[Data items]
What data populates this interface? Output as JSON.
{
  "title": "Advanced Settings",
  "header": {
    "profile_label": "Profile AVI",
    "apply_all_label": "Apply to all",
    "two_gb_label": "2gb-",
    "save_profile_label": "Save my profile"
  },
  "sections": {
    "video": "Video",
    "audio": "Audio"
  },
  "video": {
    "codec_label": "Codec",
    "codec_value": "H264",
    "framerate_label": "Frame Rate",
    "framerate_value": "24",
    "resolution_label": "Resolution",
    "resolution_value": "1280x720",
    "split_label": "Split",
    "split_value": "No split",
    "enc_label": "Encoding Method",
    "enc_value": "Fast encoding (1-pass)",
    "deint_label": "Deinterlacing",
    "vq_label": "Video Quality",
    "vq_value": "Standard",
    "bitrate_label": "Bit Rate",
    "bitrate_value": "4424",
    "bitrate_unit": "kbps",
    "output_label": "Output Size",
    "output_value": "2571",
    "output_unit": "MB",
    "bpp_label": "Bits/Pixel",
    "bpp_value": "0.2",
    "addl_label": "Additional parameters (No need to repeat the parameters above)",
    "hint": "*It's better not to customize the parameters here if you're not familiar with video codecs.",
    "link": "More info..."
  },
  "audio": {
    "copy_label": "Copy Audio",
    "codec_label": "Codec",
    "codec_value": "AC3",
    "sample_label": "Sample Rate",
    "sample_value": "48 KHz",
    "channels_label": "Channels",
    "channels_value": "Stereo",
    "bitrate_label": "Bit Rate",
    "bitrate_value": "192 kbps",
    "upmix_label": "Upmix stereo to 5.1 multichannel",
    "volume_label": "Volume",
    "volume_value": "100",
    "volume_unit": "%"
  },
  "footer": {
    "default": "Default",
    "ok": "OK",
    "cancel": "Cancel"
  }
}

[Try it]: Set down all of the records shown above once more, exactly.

[Output of the task]:
What data populates this interface? Output as JSON.
{
  "title": "Advanced Settings",
  "header": {
    "profile_label": "Profile AVI",
    "apply_all_label": "Apply to all",
    "two_gb_label": "2gb-",
    "save_profile_label": "Save my profile"
  },
  "sections": {
    "video": "Video",
    "audio": "Audio"
  },
  "video": {
    "codec_label": "Codec",
    "codec_value": "H264",
    "framerate_label": "Frame Rate",
    "framerate_value": "24",
    "resolution_label": "Resolution",
    "resolution_value": "1280x720",
    "split_label": "Split",
    "split_value": "No split",
    "enc_label": "Encoding Method",
    "enc_value": "Fast encoding (1-pass)",
    "deint_label": "Deinterlacing",
    "vq_label": "Video Quality",
    "vq_value": "Standard",
    "bitrate_label": "Bit Rate",
    "bitrate_value": "4424",
    "bitrate_unit": "kbps",
    "output_label": "Output Size",
    "output_value": "2571",
    "output_unit": "MB",
    "bpp_label": "Bits/Pixel",
    "bpp_value": "0.2",
    "addl_label": "Additional parameters (No need to repeat the parameters above)",
    "hint": "*It's better not to customize the parameters here if you're not familiar with video codecs.",
    "link": "More info..."
  },
  "audio": {
    "copy_label": "Copy Audio",
    "codec_label": "Codec",
    "codec_value": "AC3",
    "sample_label": "Sample Rate",
    "sample_value": "48 KHz",
    "channels_label": "Channels",
    "channels_value": "Stereo",
    "bitrate_label": "Bit Rate",
    "bitrate_value": "192 kbps",
    "upmix_label": "Upmix stereo to 5.1 multichannel",
    "volume_label": "Volume",
    "volume_value": "100",
    "volume_unit": "%"
  },
  "footer": {
    "default": "Default",
    "ok": "OK",
    "cancel": "Cancel"
  }
}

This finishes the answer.